Published earlier this month in the journal PLOS ONE, the review set out to explore whether programs for training doctors in dealing with patients had any effect on the patients’ health outcomes in a variety of areas. As described in a HealthDay article on the review, researchers selected studies that measured the effect of doctor training — often focused on general skills like maintaining eye contact and not interrupting patients — on verifiable health outcomes like weight loss or blood pressure, rather than simply how patients felt about their doctors. Studies included in the review also had to be clinical trials, meaning that they measured the effects of training some doctors against a control group of doctors who didn’t receive the training. A total of 13 studies fit the researchers’ criteria; all were conducted in the United States, Europe, or Australia between 1998 and 2011. The studies examined a diverse range of health outcomes, including blood glucose, blood pressure, and lipid levels in people with diabetes; pain in people with osteoarthritis; anxiety and depression in people with cancer; and weight loss in obese patients. The researchers then set out to calculate whether, overall, doctor training had any effect on the health outcomes measured in these studies.
On average, the researchers found an 11% difference between the study and control groups among the 13 studies, indicating slightly better health outcomes as a result of training doctors in patient interactions. While this outcome may seem small, it was found to be statistically significant, and it represents only the effect of training randomly selected doctors in how to be more pleasant and persuasive. It is likely that a much more dramatic effect would be seen if a study could examine the naturally occurring differences in pleasantness and persuasiveness among doctors; however, this would be, as noted earlier, extremely difficult to measure. As noted in the HealthDay article, the size of the effect of doctor training on health outcomes seen in this review is similar to the size of the effect of taking baby aspirin or statin drugs to prevent heart attacks. If medical associations recommend those treatments based on their overall effect on health outcomes, they should probably also recommend that doctors undergo periodic training in how to deal with patients pleasantly and effectively.

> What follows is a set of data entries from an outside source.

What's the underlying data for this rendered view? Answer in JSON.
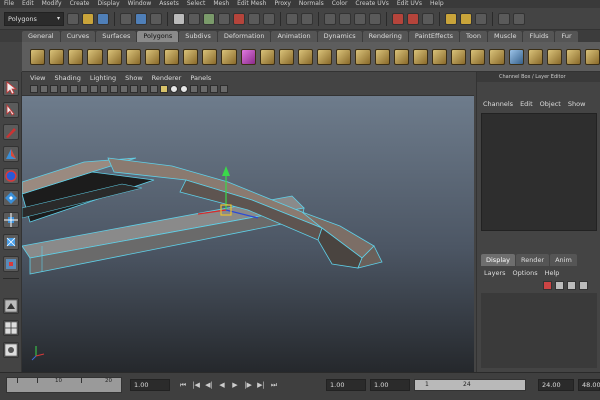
{
  "menubar": [
    "File",
    "Edit",
    "Modify",
    "Create",
    "Display",
    "Window",
    "Assets",
    "Select",
    "Mesh",
    "Edit Mesh",
    "Proxy",
    "Normals",
    "Color",
    "Create UVs",
    "Edit UVs",
    "Help"
  ],
  "status_line": {
    "mode": "Polygons"
  },
  "shelf_tabs": [
    "General",
    "Curves",
    "Surfaces",
    "Polygons",
    "Subdivs",
    "Deformation",
    "Animation",
    "Dynamics",
    "Rendering",
    "PaintEffects",
    "Toon",
    "Muscle",
    "Fluids",
    "Fur"
  ],
  "active_shelf_tab": "Polygons",
  "viewport_menu": [
    "View",
    "Shading",
    "Lighting",
    "Show",
    "Renderer",
    "Panels"
  ],
  "viewport_label": "",
  "channel_box": {
    "title": "Channel Box / Layer Editor",
    "tabs": [
      "Channels",
      "Edit",
      "Object",
      "Show"
    ]
  },
  "layer_editor": {
    "tabs": [
      "Display",
      "Render",
      "Anim"
    ],
    "active_tab": "Display",
    "menu": [
      "Layers",
      "Options",
      "Help"
    ]
  },
  "timeline": {
    "ruler_labels": [
      "10",
      "20"
    ],
    "current_time": "1.00",
    "start_time": "1.00",
    "range_start": "1.00",
    "range_field_a": "1",
    "range_field_b": "24",
    "end_time": "24.00",
    "playback_end": "48.00"
  },
  "colors": {
    "wire_highlight": "#5fd0e8",
    "selection_handle": "#e8c030"
  }
}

Do you think your doctor’s manner — positive or negative — has ever had any effect on your diabetes control, or whether you made an effort to exercise more, lower your blood pressure, lose weight, or quit smoking? Have you ever had a doctor who dealt with your health issues very well, but wasn’t especially warm or pleasant in his or her interactions with you? Have you ever had a friendly, pleasant doctor who didn’t tackle your health problems very well? What factors have led you to choose or to change doctors throughout your life — how important was “bedside manner”? Leave a comment below!